Problem to work on: Once the pictures have been excluded, set down each remaining entry word for word.

Data extract:
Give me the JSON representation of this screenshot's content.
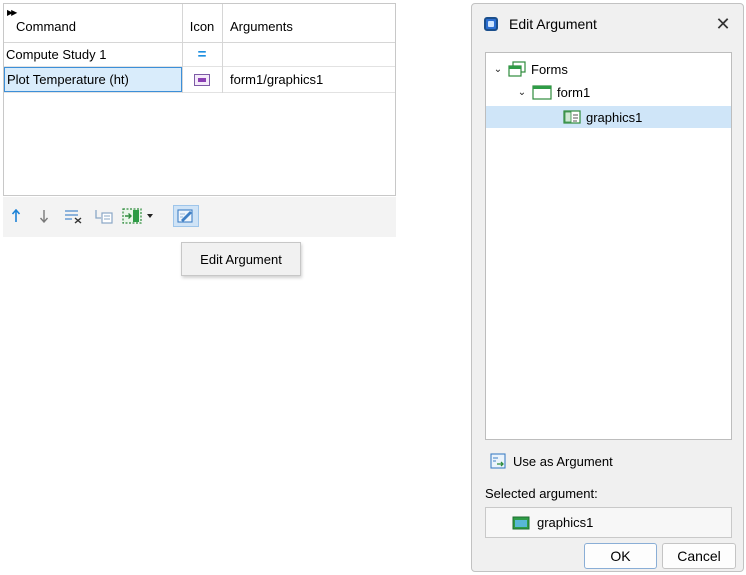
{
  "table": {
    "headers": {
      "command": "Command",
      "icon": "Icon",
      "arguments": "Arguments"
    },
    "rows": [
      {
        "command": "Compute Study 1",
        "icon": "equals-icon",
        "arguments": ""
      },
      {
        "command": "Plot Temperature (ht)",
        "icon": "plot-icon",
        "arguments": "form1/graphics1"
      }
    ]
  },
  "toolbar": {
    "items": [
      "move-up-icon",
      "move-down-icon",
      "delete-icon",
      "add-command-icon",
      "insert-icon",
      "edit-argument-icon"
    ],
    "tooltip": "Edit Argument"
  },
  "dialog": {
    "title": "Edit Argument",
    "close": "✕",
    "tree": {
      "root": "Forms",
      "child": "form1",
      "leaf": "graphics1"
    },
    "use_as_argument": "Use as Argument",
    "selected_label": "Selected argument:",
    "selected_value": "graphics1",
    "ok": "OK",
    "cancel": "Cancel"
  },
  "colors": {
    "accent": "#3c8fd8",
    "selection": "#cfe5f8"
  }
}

Solution to the exercise:
Give me the JSON representation of this screenshot's content.
{
  "table": {
    "headers": {
      "command": "Command",
      "icon": "Icon",
      "arguments": "Arguments"
    },
    "rows": [
      {
        "command": "Compute Study 1",
        "icon": "equals-icon",
        "arguments": ""
      },
      {
        "command": "Plot Temperature (ht)",
        "icon": "plot-icon",
        "arguments": "form1/graphics1"
      }
    ]
  },
  "toolbar": {
    "items": [
      "move-up-icon",
      "move-down-icon",
      "delete-icon",
      "add-command-icon",
      "insert-icon",
      "edit-argument-icon"
    ],
    "tooltip": "Edit Argument"
  },
  "dialog": {
    "title": "Edit Argument",
    "close": "✕",
    "tree": {
      "root": "Forms",
      "child": "form1",
      "leaf": "graphics1"
    },
    "use_as_argument": "Use as Argument",
    "selected_label": "Selected argument:",
    "selected_value": "graphics1",
    "ok": "OK",
    "cancel": "Cancel"
  },
  "colors": {
    "accent": "#3c8fd8",
    "selection": "#cfe5f8"
  }
}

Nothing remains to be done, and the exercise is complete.